- Task instructions
Whenever a line in the records below holds the string "当处理表格时", copy it out.

- Exercise inputs

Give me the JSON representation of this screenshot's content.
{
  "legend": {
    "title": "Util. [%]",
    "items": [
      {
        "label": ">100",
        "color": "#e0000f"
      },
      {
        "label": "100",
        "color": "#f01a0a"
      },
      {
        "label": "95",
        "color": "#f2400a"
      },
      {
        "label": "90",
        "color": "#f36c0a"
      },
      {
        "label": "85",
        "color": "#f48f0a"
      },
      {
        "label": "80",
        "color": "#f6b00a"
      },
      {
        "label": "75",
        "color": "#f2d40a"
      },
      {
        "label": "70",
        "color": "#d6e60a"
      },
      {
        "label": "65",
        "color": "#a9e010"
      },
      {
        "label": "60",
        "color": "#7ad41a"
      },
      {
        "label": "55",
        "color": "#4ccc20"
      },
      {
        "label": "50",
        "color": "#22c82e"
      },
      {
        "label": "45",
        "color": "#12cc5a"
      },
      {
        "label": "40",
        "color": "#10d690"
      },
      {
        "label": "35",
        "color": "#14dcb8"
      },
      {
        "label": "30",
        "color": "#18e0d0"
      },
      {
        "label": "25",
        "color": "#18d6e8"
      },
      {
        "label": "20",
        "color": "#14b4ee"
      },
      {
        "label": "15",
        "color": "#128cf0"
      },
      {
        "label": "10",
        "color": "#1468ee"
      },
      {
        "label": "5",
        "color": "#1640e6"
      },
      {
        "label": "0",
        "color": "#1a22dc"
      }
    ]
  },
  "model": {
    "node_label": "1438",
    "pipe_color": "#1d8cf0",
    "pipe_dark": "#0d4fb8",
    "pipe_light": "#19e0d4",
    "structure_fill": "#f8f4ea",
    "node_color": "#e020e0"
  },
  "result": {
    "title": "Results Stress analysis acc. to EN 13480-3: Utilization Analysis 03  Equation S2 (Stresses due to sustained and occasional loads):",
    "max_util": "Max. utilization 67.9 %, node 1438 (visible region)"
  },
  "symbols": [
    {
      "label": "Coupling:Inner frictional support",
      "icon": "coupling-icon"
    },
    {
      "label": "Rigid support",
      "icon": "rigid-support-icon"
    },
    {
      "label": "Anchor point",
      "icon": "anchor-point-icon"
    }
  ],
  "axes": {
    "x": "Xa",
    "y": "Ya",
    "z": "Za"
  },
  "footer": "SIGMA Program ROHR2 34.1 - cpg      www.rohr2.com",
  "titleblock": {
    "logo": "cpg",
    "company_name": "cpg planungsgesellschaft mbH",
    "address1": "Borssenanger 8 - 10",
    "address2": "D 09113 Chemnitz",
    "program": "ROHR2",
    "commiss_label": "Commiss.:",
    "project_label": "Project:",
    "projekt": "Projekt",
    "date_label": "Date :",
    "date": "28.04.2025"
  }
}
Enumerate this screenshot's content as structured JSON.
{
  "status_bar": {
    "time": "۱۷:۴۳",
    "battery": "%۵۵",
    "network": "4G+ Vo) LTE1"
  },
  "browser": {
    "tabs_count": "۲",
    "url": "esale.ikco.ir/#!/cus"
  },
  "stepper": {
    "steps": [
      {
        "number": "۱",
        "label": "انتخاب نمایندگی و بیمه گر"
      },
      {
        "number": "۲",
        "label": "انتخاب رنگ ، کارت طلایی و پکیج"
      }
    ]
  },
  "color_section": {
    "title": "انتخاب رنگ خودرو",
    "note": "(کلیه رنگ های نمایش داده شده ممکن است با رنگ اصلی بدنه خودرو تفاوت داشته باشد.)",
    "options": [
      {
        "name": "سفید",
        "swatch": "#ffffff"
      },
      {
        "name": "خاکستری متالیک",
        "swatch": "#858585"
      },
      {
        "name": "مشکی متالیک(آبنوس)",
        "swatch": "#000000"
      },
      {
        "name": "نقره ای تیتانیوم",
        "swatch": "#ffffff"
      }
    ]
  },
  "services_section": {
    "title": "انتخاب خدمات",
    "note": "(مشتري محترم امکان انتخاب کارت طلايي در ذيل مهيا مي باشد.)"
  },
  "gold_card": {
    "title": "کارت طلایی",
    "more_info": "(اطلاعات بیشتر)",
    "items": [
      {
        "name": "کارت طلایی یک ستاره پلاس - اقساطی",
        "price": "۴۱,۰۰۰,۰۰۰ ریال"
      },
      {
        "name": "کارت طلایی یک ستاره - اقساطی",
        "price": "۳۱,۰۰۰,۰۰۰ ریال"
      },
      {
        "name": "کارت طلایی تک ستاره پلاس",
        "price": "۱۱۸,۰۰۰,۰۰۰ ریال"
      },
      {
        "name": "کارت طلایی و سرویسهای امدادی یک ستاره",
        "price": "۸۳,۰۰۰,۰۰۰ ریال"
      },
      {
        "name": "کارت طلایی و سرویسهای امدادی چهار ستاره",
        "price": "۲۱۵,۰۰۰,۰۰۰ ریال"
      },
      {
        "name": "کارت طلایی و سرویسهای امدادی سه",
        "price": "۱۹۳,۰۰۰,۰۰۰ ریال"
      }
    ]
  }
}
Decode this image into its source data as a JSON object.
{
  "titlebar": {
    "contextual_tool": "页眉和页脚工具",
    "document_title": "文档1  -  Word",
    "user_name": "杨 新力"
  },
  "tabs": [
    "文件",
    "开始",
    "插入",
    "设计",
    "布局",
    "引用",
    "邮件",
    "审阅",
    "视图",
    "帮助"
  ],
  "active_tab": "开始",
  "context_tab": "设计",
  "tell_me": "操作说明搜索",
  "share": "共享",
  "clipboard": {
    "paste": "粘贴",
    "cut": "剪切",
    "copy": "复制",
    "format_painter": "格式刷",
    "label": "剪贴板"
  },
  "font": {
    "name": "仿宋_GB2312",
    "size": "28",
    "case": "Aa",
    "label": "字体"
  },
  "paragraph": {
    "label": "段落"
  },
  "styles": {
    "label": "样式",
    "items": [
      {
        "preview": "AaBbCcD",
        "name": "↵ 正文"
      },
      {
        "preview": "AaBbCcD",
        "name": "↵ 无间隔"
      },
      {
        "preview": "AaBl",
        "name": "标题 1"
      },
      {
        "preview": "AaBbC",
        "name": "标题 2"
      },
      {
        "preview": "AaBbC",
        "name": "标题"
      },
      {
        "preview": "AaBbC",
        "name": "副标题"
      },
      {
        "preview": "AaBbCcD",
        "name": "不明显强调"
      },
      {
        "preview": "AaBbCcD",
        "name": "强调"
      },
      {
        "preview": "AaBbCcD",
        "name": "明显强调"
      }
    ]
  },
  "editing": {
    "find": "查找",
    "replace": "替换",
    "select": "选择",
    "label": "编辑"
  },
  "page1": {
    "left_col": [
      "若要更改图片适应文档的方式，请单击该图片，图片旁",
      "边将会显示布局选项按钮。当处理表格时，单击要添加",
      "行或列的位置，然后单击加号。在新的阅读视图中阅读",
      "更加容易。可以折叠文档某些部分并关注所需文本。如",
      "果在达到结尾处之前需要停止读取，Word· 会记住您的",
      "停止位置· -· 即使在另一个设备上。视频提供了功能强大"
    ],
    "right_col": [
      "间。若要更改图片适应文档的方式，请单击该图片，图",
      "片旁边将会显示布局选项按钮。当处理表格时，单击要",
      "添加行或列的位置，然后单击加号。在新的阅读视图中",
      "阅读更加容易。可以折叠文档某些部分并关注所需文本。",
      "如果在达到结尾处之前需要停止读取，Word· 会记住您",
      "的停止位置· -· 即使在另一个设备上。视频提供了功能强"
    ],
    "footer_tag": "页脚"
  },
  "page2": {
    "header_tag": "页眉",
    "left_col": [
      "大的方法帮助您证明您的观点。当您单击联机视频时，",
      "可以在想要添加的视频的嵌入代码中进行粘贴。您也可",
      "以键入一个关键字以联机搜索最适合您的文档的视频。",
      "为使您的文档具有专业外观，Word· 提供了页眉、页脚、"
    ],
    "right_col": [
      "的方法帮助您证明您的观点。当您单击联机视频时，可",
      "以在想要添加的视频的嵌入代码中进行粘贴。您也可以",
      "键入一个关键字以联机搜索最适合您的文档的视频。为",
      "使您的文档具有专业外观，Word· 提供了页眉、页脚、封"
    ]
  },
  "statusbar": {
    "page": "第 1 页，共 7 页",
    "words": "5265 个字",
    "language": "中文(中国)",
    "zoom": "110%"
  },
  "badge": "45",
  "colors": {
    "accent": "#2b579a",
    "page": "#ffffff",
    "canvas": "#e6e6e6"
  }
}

- Your response
      "边将会显示布局选项按钮。当处理表格时，单击要添加",
      "片旁边将会显示布局选项按钮。当处理表格时，单击要",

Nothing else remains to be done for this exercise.